Friday, November 9, 2018

Argumentative Essay Project

After twenty years and six attempts, Logan Elm has passed a building levy. We will be building a new K-12 school. What do you think is the most important thing to consider when building a new school?

This could have to do with science labs, technology, separate areas for each grade level, middle school teams, lunch and cafeteria, playground for elementary, library needs, restrooms, music and band, art class, gyms, busing, school day (start and end time, length), office, intercom, safety/security, resources, furniture (tables or desks), parking, lighting, floors (carpet or tile), scheduling, handicap accessibility, or many other options. What is a priority for you, Reading Workshop students?


An Argumentative Essay:
  • Has a clear introduction 
  • States a focus/position statement clearly, precisely, and thoughtfully 
  • Uses specific evidence from the text(s) to support and develop the position, and explains that evidence logically 
  • Takes into account what people who disagree with you might think and tries to respond to that 
  • Concludes effectively
Keep in mind that an argumentative essay is based more on facts as opposed to emotion. When picking a topic you’re interested in, be sure to pick one that you can support with evidence and reasoning. You will need facts, statistics, and reports from sources you and your audience can trust.

I. Introduction
     1. Introduce the topic by giving background information that briefly explains the topic so that the reader will understand the topic to be argued. (3-4 sentences)

     2. Add the thesis statement that clearly and strongly states your opinion concerning the
topic.

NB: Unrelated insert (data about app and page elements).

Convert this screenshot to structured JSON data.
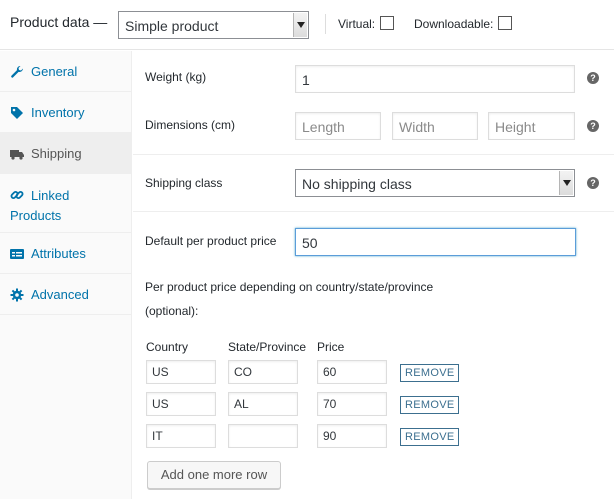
{
  "header": {
    "title": "Product data —",
    "product_type": "Simple product",
    "virtual_label": "Virtual:",
    "virtual_checked": false,
    "downloadable_label": "Downloadable:",
    "downloadable_checked": false
  },
  "sidebar": {
    "items": [
      {
        "label": "General",
        "icon": "wrench-icon",
        "active": false
      },
      {
        "label": "Inventory",
        "icon": "tag-icon",
        "active": false
      },
      {
        "label": "Shipping",
        "icon": "truck-icon",
        "active": true
      },
      {
        "label": "Linked",
        "label2": "Products",
        "icon": "link-icon",
        "active": false
      },
      {
        "label": "Attributes",
        "icon": "list-icon",
        "active": false
      },
      {
        "label": "Advanced",
        "icon": "gear-icon",
        "active": false
      }
    ]
  },
  "shipping": {
    "weight_label": "Weight (kg)",
    "weight_value": "1",
    "dimensions_label": "Dimensions (cm)",
    "length_placeholder": "Length",
    "width_placeholder": "Width",
    "height_placeholder": "Height",
    "shipping_class_label": "Shipping class",
    "shipping_class_value": "No shipping class",
    "default_price_label": "Default per product price",
    "default_price_value": "50",
    "country_price_line1": "Per product price depending on country/state/province",
    "country_price_line2": "(optional):",
    "columns": [
      "Country",
      "State/Province",
      "Price"
    ],
    "rows": [
      {
        "country": "US",
        "state": "CO",
        "price": "60",
        "remove": "REMOVE"
      },
      {
        "country": "US",
        "state": "AL",
        "price": "70",
        "remove": "REMOVE"
      },
      {
        "country": "IT",
        "state": "",
        "price": "90",
        "remove": "REMOVE"
      }
    ],
    "add_row_label": "Add one more row"
  },
  "colors": {
    "link": "#0073aa",
    "active_tab_bg": "#eeeeee",
    "focus_border": "#5b9dd9",
    "remove_button": "#3c6f8f"
  }
}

Writing a direct thesis by including the reasons in your thesis is optional.

II. Body Paragraphs

     1. The first two (or more) body paragraph gives a reason that supports the opinion stated in the thesis. This reason is supported with facts, data, or information. You must quote an article or person that supports your position. You must also have a link to another article that has information that supports your position.

     2. One paragraph discusses the opposite viewpoint. After you pose the counter argument, contest it. Say why the counter argument is faulty and why your argument is stronger.

III. Conclusion

     1. Use a transition signal for the conclusion such as: in conclusion, to conclude, etc.
     2. Restate the thesis in different words than you used in your introduction.
     3. Summarize your main points.
     4. End with a final comment on the topic.

Perhaps the biggest mistake people make in writing an argumentative essay is to state their opinions instead of facts. Remember that each claim you make must be supported by solid evidence if your argument is to hold up to the opposing views.